With the general frustration folks appear to have with bank fees – not sure why as banking has to cost something, doesn't it? – I just got wind of the new Currency Exchange for P2P transactions. Here's how it works:
Or, if you prefer, in text form:
"CurrencyFair is the people's exchange."
For example, "Jim is an Aussie living in London. He still has a flat in Sydney and he rents it out. The rent he gets he has to exchange into pounds to help finance his flat in London. But while he is trying to change dollars into pounds, Shirley wants to turn her pounds into dollars. She's retired but wants to help out her son-in-law who has just started a business in Brisbane. We bring Jim and Shirley together …
"You can browse and choose the deal you want because it's a market. That means if anyone does try to charge above the odds for their Pounds or their Zloty or whatever, they'll never sell them. It's as simple as that."
Or, if you prefer, here's how it works in picture form:
To secure everything, Currency Fair works with Bank of America. As they say:
"We're no friend of the banks. Except one. We are a friend of Bank of America. All your money is held in segregated client accounts with Bank of America, the largest bank holding company in the United States by assets.
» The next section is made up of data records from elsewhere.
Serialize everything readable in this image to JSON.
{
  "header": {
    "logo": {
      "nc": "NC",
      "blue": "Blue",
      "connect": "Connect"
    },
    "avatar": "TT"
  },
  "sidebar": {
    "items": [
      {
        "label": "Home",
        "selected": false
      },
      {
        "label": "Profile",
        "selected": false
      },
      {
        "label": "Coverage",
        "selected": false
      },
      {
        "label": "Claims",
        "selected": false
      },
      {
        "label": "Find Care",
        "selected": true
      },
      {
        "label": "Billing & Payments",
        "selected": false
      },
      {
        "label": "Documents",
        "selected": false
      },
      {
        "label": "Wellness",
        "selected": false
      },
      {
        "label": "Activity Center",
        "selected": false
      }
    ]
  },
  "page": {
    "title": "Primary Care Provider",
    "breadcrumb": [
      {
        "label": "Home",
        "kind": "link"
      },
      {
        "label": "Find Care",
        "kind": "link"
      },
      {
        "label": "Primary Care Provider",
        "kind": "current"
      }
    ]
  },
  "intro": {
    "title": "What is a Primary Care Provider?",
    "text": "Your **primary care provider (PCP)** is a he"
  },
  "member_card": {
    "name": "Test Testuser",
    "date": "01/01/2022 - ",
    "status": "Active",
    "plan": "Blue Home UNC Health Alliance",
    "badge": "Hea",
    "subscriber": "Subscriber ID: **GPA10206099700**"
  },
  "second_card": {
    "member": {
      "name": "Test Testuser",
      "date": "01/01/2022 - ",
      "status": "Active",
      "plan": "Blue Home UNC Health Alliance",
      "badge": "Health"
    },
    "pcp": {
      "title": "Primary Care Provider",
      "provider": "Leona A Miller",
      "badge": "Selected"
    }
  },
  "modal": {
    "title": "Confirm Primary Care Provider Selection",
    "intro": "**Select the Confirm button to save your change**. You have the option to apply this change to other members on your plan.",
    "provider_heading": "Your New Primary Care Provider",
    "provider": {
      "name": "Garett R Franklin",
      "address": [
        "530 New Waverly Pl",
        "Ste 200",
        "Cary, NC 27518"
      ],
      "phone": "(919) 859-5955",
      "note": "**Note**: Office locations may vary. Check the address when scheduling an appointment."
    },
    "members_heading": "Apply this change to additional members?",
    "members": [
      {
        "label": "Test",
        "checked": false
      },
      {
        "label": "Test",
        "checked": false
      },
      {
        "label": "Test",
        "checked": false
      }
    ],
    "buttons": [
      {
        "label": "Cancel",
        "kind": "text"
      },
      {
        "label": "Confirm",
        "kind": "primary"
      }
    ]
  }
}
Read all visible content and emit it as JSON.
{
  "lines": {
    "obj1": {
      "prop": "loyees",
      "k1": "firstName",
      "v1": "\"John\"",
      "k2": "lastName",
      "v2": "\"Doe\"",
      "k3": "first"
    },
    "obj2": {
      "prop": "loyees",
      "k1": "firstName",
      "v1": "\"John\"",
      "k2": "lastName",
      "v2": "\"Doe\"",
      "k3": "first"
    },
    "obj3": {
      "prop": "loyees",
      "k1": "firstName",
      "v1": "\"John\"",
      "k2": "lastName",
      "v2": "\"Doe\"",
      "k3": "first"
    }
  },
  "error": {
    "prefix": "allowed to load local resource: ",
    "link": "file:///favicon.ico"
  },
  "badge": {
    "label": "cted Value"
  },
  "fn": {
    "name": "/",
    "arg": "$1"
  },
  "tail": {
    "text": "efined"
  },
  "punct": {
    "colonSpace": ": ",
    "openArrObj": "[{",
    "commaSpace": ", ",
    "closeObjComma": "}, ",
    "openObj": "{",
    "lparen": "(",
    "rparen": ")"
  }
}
That's bank speak for your cash is safeguarded by being held separately to ours."
Interesting choice of Bank of America, although BoA did have a 'vision' unit – they used to publish the Future Banking Blog – and that could be the reason why.
The only downside of Currency Fair appears to be that it has been created by a bunch of Irish, Welsh and Ozzie ex-banking backpackers – that must be the reason for the sheep in the picture above – but hey, you can't win 'em all.
Postscript: American Express exchange rates at Heathrow Airport …